Based on the foregoing, we conclude that the trial court's order, terminating Father's parental rights to his minor child, violated Father's due process rights.
BAILEY, J., concurs.
KIRSCH, J., dissents with separate opinion.
I fully agree with my colleagues conclusion that Father was denied due process during the CHINS proceeding. Indeed, I would be harsher in my criticism of the Porter County Office of Child Services and its knowing and repeated failure to provide Father with the rights due to him. That said, I do not believe that such failures deprived Father of procedural due process with respect to the termination of his parental rights.
During the termination proceeding, Father was provided with both notice and the opportunity to be heard. The trial court listened to and weighed Father's arguments, and its decision to terminate his parental rights was supported by evidence that went far beyond the clear and convincing standard. Finally, the majority's decision to reverse that decision will result in tremendous disruption to the life of the child and the only home he has known, but will not provide any corresponding benefit.
Other than sperm donation, the Father has made no contributions to the life of this child. He has no relationship with the child, has seen the child only two or three times since he was born, and has not seen him at all since July 2008. He has not contributed to the support of his child in any way. He has had a drug addiction that spans most of his adult life and has spent a significant portion of that life in prison. Indeed, if Father remains in prison until his scheduled release date in 2011, he will have spent ten of the last thirteen years in incarceration. Father's older child is under guardianship in Oklahoma. At the termination hearing, the Father presented no evidence to counter the overwhelming evidence of the Division of Child Services supporting the trial court's termination decision.
The child here has had a safe, nurturing, permanent, and drug-free home with his foster parents since he was a few weeks old.
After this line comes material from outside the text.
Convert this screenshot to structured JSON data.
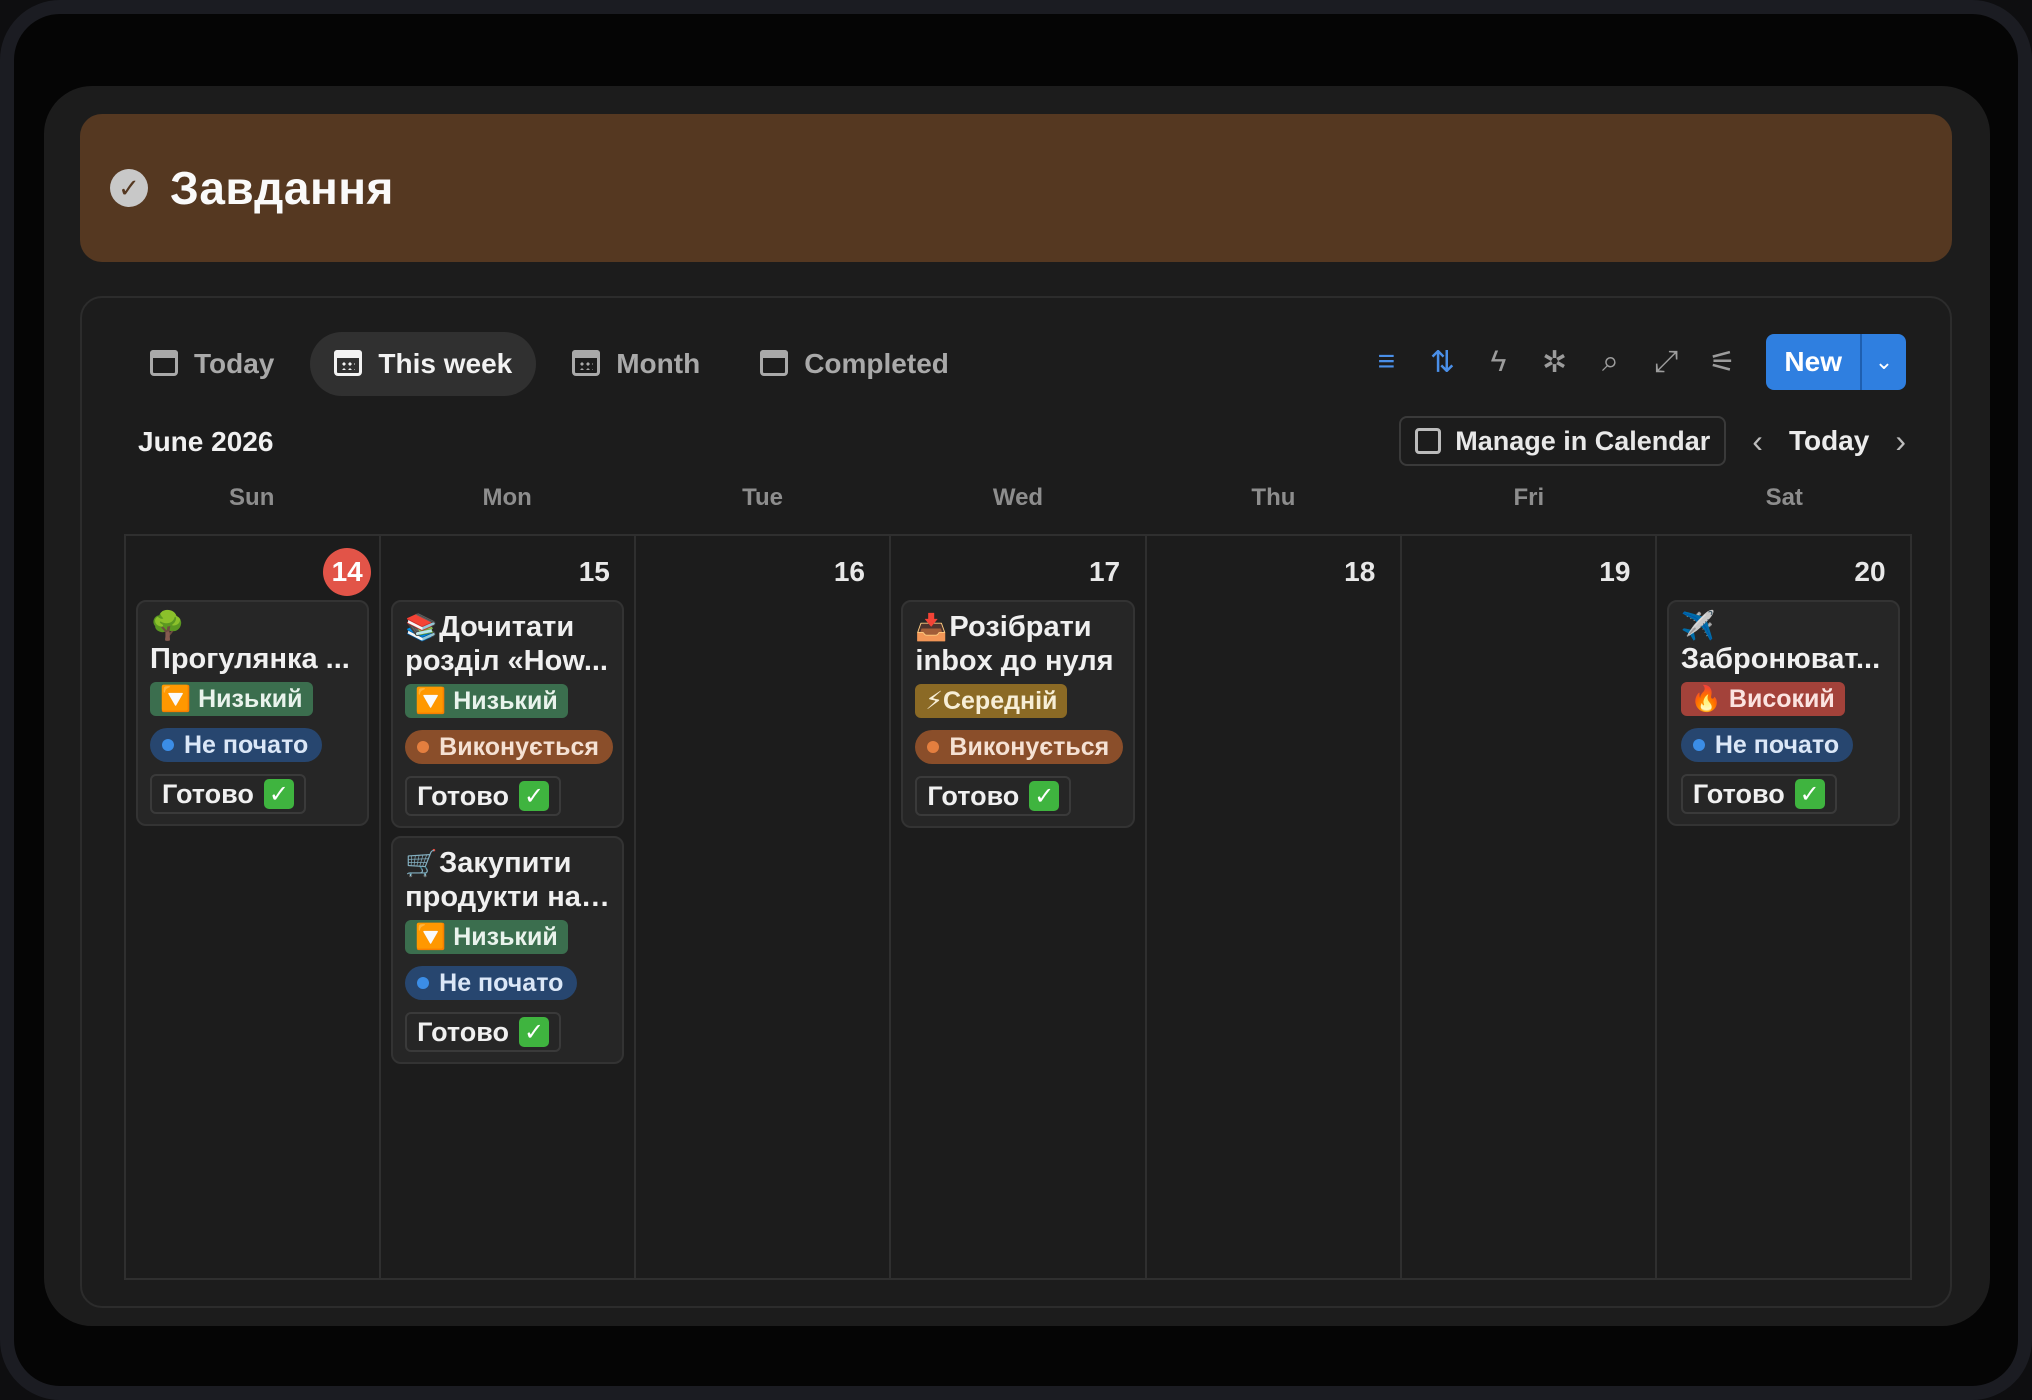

It is the only home he has known. In the absence of any evidence that the trial court's decision was erroneous, I would not disrupt that life, but would affirm the trial court in all respects.